Start of Block
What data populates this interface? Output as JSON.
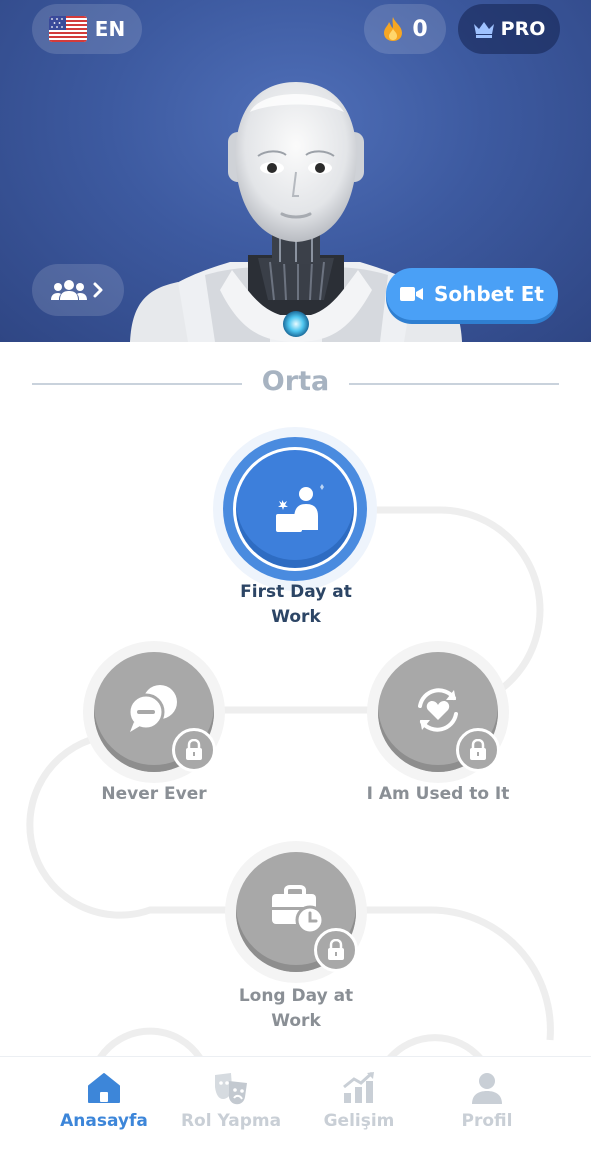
{
  "header": {
    "language": "EN",
    "language_flag": "us-flag-icon",
    "streak_count": "0",
    "pro_label": "PRO",
    "chat_button_label": "Sohbet Et"
  },
  "section": {
    "title": "Orta"
  },
  "lessons": [
    {
      "title_line1": "First Day at",
      "title_line2": "Work",
      "status": "active",
      "icon": "office-desk-icon"
    },
    {
      "title_line1": "Never Ever",
      "title_line2": "",
      "status": "locked",
      "icon": "chat-bubbles-icon"
    },
    {
      "title_line1": "I Am Used to It",
      "title_line2": "",
      "status": "locked",
      "icon": "heart-cycle-icon"
    },
    {
      "title_line1": "Long Day at",
      "title_line2": "Work",
      "status": "locked",
      "icon": "briefcase-clock-icon"
    }
  ],
  "nav": [
    {
      "label": "Anasayfa",
      "icon": "home-icon",
      "active": true
    },
    {
      "label": "Rol Yapma",
      "icon": "theater-masks-icon",
      "active": false
    },
    {
      "label": "Gelişim",
      "icon": "growth-chart-icon",
      "active": false
    },
    {
      "label": "Profil",
      "icon": "profile-icon",
      "active": false
    }
  ],
  "colors": {
    "accent": "#3d86d9",
    "chat_button": "#4aa0f6",
    "locked": "#a8a8a8",
    "hero_bg": "#3d5aa0"
  }
}
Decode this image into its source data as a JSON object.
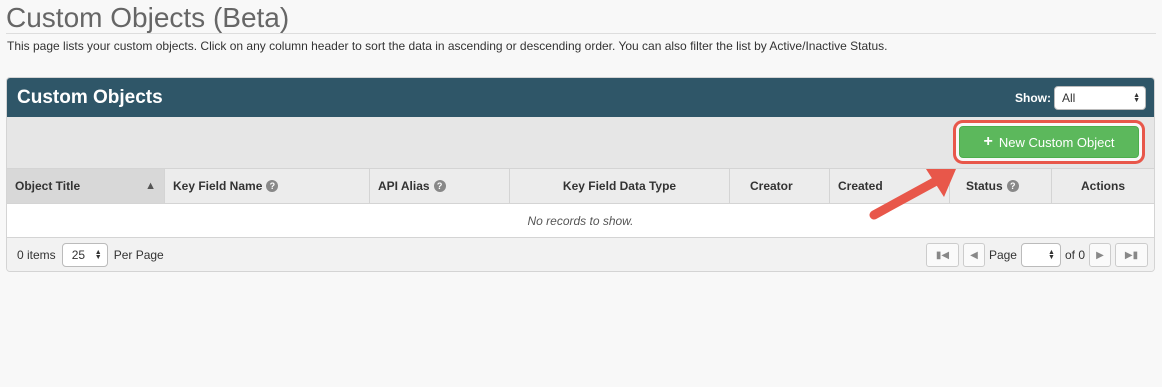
{
  "header": {
    "title": "Custom Objects (Beta)",
    "description": "This page lists your custom objects. Click on any column header to sort the data in ascending or descending order. You can also filter the list by Active/Inactive Status."
  },
  "panel": {
    "title": "Custom Objects",
    "show_label": "Show:",
    "show_value": "All"
  },
  "toolbar": {
    "new_button_label": "New Custom Object",
    "new_button_icon": "plus-icon"
  },
  "grid": {
    "columns": [
      {
        "label": "Object Title",
        "help": false,
        "sorted": true
      },
      {
        "label": "Key Field Name",
        "help": true
      },
      {
        "label": "API Alias",
        "help": true
      },
      {
        "label": "Key Field Data Type",
        "help": false
      },
      {
        "label": "Creator",
        "help": false
      },
      {
        "label": "Created",
        "help": false
      },
      {
        "label": "Status",
        "help": true
      },
      {
        "label": "Actions",
        "help": false
      }
    ],
    "empty_message": "No records to show."
  },
  "footer": {
    "items_count": "0 items",
    "per_page_value": "25",
    "per_page_label": "Per Page",
    "page_label": "Page",
    "page_value": "",
    "of_label": "of 0"
  },
  "colors": {
    "header_bar": "#2f5668",
    "new_button": "#5cb85c",
    "highlight": "#e8574a"
  }
}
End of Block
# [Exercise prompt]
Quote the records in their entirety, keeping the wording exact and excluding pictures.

# [Task response]
What data populates this interface? Output as JSON.
{
  "header": {
    "language": "EN",
    "language_flag": "us-flag-icon",
    "streak_count": "0",
    "pro_label": "PRO",
    "chat_button_label": "Sohbet Et"
  },
  "section": {
    "title": "Orta"
  },
  "lessons": [
    {
      "title_line1": "First Day at",
      "title_line2": "Work",
      "status": "active",
      "icon": "office-desk-icon"
    },
    {
      "title_line1": "Never Ever",
      "title_line2": "",
      "status": "locked",
      "icon": "chat-bubbles-icon"
    },
    {
      "title_line1": "I Am Used to It",
      "title_line2": "",
      "status": "locked",
      "icon": "heart-cycle-icon"
    },
    {
      "title_line1": "Long Day at",
      "title_line2": "Work",
      "status": "locked",
      "icon": "briefcase-clock-icon"
    }
  ],
  "nav": [
    {
      "label": "Anasayfa",
      "icon": "home-icon",
      "active": true
    },
    {
      "label": "Rol Yapma",
      "icon": "theater-masks-icon",
      "active": false
    },
    {
      "label": "Gelişim",
      "icon": "growth-chart-icon",
      "active": false
    },
    {
      "label": "Profil",
      "icon": "profile-icon",
      "active": false
    }
  ],
  "colors": {
    "accent": "#3d86d9",
    "chat_button": "#4aa0f6",
    "locked": "#a8a8a8",
    "hero_bg": "#3d5aa0"
  }
}
Decode this image into its source data as a JSON object.
{
  "header": {
    "title": "Custom Objects (Beta)",
    "description": "This page lists your custom objects. Click on any column header to sort the data in ascending or descending order. You can also filter the list by Active/Inactive Status."
  },
  "panel": {
    "title": "Custom Objects",
    "show_label": "Show:",
    "show_value": "All"
  },
  "toolbar": {
    "new_button_label": "New Custom Object",
    "new_button_icon": "plus-icon"
  },
  "grid": {
    "columns": [
      {
        "label": "Object Title",
        "help": false,
        "sorted": true
      },
      {
        "label": "Key Field Name",
        "help": true
      },
      {
        "label": "API Alias",
        "help": true
      },
      {
        "label": "Key Field Data Type",
        "help": false
      },
      {
        "label": "Creator",
        "help": false
      },
      {
        "label": "Created",
        "help": false
      },
      {
        "label": "Status",
        "help": true
      },
      {
        "label": "Actions",
        "help": false
      }
    ],
    "empty_message": "No records to show."
  },
  "footer": {
    "items_count": "0 items",
    "per_page_value": "25",
    "per_page_label": "Per Page",
    "page_label": "Page",
    "page_value": "",
    "of_label": "of 0"
  },
  "colors": {
    "header_bar": "#2f5668",
    "new_button": "#5cb85c",
    "highlight": "#e8574a"
  }
}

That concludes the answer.